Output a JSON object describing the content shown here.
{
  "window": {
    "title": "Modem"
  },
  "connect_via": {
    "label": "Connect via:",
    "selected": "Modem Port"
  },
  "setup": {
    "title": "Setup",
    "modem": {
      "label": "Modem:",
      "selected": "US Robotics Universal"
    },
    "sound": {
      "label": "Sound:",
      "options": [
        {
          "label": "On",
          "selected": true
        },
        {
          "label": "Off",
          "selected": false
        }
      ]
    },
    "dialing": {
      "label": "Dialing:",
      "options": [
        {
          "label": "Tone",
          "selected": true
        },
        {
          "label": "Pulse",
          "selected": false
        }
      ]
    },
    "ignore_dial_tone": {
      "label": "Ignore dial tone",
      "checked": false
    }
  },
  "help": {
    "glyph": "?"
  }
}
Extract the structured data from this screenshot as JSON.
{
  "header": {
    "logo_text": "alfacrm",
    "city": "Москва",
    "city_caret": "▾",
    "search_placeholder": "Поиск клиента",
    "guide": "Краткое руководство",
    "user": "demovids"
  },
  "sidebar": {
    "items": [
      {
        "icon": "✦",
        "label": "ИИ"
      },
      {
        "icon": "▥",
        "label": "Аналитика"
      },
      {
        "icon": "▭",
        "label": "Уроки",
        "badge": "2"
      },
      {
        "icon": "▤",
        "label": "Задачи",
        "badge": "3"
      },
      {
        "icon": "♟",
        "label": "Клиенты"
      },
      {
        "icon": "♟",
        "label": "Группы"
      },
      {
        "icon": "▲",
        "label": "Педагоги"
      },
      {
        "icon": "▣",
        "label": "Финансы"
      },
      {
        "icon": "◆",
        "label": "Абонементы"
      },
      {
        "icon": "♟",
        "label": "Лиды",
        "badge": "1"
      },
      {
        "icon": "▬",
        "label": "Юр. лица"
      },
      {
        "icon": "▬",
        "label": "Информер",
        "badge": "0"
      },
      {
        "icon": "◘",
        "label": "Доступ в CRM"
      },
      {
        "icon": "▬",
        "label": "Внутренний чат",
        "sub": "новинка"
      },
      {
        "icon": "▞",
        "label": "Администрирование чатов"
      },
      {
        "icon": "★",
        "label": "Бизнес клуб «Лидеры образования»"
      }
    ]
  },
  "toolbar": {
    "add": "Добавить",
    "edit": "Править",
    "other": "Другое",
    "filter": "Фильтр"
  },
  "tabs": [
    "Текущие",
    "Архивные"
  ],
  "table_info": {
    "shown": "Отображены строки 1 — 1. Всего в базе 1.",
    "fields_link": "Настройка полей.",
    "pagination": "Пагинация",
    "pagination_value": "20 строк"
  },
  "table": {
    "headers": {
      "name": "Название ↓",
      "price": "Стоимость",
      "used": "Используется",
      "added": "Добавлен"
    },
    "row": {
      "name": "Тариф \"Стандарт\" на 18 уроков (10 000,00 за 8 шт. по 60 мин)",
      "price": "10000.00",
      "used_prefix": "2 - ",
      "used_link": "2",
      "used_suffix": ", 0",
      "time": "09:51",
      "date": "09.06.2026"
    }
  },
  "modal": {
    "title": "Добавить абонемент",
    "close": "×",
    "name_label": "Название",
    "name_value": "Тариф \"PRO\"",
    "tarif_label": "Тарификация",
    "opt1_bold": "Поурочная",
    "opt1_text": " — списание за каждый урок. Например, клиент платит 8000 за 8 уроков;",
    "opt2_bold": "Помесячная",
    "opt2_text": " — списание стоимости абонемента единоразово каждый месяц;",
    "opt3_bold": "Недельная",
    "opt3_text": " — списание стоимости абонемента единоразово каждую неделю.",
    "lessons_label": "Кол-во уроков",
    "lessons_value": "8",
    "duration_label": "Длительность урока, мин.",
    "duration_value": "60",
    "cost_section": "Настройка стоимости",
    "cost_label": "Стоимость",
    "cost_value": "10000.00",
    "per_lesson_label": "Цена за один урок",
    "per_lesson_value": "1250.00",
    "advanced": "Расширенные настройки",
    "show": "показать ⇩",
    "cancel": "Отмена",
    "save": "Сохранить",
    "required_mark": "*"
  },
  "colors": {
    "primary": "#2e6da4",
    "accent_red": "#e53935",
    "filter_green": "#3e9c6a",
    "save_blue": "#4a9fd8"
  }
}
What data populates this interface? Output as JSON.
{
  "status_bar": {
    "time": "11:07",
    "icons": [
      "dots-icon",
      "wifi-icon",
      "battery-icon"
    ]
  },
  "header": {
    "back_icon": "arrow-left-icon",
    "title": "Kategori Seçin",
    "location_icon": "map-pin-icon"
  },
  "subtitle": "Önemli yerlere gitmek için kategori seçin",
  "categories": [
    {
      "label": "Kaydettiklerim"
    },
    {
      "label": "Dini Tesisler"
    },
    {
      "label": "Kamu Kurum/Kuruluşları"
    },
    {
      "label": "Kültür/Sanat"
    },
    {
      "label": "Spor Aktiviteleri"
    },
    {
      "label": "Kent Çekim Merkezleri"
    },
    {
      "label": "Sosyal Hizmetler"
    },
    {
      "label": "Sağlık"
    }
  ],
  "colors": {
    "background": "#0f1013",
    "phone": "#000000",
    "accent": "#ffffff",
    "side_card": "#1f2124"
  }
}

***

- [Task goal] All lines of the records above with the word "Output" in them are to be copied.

- [Exercise solution]
Output a JSON object describing the content shown here.
What data populates this interface? Output as JSON.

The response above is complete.